Boeing Lean Blowout: Losing It on the Fly

The news of loose bolts and other ‘installation issues’ in the grounded Boeing 737 Max 9 jets is undeniably concerning. However, there is a silver lining to this revelation:

  • The incident involving the Alaska Airlines plane, though unfortunate, has potentially saved countless lives. It serves as a stark reminder that the 346 lives lost in Boeing-related incidents in 2018/19 should have been a catalyst for change.
  • The hope is that the incident, if not the lost lives, will serve as a wake-up call for all Lean practitioners and prompt a reconsideration of the implementation of their overly simplistic “lean best practices.” The toll on shareholder value may be the necessary incentive to encourage a re-evaluation of such approaches.

I am confident that these appalling disasters are direct consequences of “lean” production, regardless of what it may be labelled at Boeing for political reasons. Ironically, it is now referred to as “Achieving Excellence” by some executives who may be excessively enthusiastic or unabashed. The issues with Lean and its contemporary iteration, Lean Six Sigma, are twofold:

Lean is a North American derivative of the Toyota Production System that has been stripped of its inherent culture-driven foundation. Instead of retaining its status as a comprehensive production philosophy, it has devolved into a primitive consumer-quality tool – essentially a set of “build your airplane in five simple steps” instructions. While this approach does “improve shareholder value,” it falls short of delivering the initially promised value for the customer.

The foundation of “Lean” (and “Agile,” for that matter) lies in the Pareto distribution. In other words, you are likely to achieve 80% of the expected results with just 20% of the effort (or cost). The problem arises when the remaining 20%, particularly aspects like safety and risk reduction, are not immediately evident. In theory, by disregarding what is not visible anyway, one could attain a five-fold “productivity improvement,” boost “shareholder value,” and earn a proportionally substantial bonus, all while maintaining a semblance of integrity.

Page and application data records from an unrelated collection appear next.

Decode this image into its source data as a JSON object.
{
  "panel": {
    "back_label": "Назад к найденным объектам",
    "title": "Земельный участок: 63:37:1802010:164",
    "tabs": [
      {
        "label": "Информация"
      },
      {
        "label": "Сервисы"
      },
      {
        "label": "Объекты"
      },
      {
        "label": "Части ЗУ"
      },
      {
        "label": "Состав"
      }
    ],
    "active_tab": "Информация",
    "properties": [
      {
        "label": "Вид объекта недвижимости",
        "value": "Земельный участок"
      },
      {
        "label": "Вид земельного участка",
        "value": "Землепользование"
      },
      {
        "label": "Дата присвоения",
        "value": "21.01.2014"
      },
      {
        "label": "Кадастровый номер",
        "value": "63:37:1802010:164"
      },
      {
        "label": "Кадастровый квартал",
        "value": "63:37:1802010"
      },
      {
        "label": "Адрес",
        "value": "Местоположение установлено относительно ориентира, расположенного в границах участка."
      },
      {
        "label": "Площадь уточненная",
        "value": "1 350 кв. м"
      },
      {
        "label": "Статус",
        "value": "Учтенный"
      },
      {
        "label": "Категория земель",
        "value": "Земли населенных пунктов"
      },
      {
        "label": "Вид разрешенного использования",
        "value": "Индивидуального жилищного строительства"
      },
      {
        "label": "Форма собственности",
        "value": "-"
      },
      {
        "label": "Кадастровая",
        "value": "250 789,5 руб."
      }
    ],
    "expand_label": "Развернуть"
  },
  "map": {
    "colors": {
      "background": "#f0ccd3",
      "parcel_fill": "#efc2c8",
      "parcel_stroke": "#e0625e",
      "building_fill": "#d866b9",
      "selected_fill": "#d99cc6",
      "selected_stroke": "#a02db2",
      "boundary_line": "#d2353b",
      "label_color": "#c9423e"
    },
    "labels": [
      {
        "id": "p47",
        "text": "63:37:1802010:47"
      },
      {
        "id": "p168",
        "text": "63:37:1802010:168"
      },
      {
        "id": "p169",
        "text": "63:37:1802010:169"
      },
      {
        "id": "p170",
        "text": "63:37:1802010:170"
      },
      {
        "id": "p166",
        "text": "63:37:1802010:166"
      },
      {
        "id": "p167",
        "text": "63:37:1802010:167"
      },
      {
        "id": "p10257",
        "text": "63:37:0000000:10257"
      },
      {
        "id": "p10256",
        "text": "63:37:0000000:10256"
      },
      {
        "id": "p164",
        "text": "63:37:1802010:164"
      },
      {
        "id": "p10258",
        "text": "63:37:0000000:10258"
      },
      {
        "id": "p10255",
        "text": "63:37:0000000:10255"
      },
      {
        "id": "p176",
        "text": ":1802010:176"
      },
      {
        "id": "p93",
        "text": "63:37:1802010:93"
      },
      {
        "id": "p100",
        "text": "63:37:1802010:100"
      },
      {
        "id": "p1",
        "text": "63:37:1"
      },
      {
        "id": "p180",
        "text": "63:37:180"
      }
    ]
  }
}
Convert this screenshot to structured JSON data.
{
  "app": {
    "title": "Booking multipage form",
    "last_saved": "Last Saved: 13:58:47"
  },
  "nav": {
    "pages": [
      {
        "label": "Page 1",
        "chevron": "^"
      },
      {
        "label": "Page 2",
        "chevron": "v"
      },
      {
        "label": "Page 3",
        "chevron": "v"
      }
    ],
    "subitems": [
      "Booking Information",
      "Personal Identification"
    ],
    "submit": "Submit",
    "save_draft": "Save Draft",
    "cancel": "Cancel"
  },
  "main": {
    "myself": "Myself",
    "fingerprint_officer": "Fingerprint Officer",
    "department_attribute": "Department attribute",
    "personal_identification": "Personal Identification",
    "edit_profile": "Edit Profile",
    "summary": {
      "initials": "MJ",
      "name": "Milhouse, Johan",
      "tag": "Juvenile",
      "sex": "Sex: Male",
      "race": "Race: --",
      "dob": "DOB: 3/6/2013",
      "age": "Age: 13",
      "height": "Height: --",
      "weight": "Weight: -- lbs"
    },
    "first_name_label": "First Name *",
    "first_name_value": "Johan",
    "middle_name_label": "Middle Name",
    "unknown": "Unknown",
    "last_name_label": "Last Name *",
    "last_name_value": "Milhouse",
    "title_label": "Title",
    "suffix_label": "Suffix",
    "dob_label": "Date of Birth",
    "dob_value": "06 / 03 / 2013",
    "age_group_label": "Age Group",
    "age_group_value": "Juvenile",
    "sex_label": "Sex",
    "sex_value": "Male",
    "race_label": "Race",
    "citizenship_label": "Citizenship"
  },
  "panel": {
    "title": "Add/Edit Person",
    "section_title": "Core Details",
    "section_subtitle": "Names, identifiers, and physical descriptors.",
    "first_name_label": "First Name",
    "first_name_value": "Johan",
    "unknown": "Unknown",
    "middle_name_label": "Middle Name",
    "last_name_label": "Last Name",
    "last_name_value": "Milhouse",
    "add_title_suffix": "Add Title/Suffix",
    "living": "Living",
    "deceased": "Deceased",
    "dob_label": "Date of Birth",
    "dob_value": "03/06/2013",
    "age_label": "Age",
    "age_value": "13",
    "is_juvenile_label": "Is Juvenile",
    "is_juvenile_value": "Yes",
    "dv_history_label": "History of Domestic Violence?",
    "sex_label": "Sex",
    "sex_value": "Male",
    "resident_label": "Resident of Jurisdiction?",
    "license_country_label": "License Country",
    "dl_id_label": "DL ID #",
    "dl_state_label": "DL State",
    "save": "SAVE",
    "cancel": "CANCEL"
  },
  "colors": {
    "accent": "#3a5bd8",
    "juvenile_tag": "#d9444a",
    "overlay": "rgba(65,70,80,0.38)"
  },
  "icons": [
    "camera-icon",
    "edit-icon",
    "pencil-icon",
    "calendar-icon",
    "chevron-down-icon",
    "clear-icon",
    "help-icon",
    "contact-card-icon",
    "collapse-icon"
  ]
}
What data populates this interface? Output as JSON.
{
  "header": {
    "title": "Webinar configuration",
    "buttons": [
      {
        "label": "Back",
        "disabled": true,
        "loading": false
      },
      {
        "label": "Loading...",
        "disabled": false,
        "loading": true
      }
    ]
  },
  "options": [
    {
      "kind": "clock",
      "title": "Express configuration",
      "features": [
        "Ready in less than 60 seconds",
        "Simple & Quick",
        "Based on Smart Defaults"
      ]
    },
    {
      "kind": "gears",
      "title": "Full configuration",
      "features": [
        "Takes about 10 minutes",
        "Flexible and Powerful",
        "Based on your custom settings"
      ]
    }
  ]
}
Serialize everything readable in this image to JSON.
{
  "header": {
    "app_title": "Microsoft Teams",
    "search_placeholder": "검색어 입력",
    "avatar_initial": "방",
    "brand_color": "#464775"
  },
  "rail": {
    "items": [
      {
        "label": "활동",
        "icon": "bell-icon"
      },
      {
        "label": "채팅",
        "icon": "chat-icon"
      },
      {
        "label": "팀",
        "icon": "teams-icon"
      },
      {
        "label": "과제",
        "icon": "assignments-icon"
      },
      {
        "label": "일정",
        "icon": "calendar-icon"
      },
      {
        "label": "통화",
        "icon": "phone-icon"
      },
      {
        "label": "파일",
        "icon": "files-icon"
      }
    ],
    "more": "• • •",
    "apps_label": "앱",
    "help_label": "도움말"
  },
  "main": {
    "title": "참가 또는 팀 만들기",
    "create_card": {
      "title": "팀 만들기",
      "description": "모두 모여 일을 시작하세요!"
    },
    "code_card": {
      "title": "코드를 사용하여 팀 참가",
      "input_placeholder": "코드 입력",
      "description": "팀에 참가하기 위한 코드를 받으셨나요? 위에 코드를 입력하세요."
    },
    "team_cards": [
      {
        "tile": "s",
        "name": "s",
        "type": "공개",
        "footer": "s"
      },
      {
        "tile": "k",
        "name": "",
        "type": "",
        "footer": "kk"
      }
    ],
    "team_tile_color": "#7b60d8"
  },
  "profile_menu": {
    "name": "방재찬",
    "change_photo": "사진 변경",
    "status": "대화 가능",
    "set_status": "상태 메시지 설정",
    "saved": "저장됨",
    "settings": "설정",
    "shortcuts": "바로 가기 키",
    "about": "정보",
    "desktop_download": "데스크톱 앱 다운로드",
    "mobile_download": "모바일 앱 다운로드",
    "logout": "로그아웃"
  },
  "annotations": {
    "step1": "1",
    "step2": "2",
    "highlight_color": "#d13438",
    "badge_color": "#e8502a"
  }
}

This approach proves effective in low-risk environments. For example, in cases where your mobile app freezes or your entire network fails, the provider can issue an apology, reimburse you for the day of lost service, and confidently retain their bonus. Similarly, in a startup setting, the most audacious yet fortunate entrepreneurs may amass millions and find themselves on the cover page of Forbes, while numerous, possibly more prudent businessmen quietly go under without any press coverage.

However, real life doesn’t allow sustained deception to endure indefinitely. Judgment day arrives when the falsehood becomes apparent, resulting in billions lost in share price or the tragic toll on human lives.

In light of the recent Boeing accident, let’s see this as an opportunity for positive change. May it inspire business leaders to steer towards a more conscientious direction, fostering a culture of true excellence that prioritizes human values over mere shareholder value.

This brilliant strategic move Boeing “leadership” will match the powerful results achieved by Starbucks in 2018 when they closed “All Stores Nationwide for Racial-Bias Education.” The announcement sounds proactive and help move the focus away from the root cause, and buttress the share price, thereby improving the “shareholder value.”

On a more serious note, based on my experience working with an aerospace company, the issue of suppliers’ quality is their persistent nightmare. What’s even more concerning is that it can never be adequately addressed with the approaches that the leadership of these quasi-governmental agencies is able to come up with.

And there are quite a few being applied cyclically, such as reporting more “productivity cells” on the shop floor, opening an ABCDEFGH+ outlet on the ground floor, or emphasizing the critical role of unions in quality improvement initiatives.

Making things worse in the aerospace industry is the example of their governing body, which is supposed to keep everyone’s eye on safety – the FAA. Among other notable aspects, FAA corporate pages emphasize their “special emphasis on recruitment and hiring” of individuals with hearing and vision disabilities, missing extremities, partial paralysis, complete paralysis, epilepsy, severe intellectual disability, psychiatric disability, and dwarfism.

Could this be a reason (and an article idea) explaining the increased number of air traffic accidents and near-misses recently?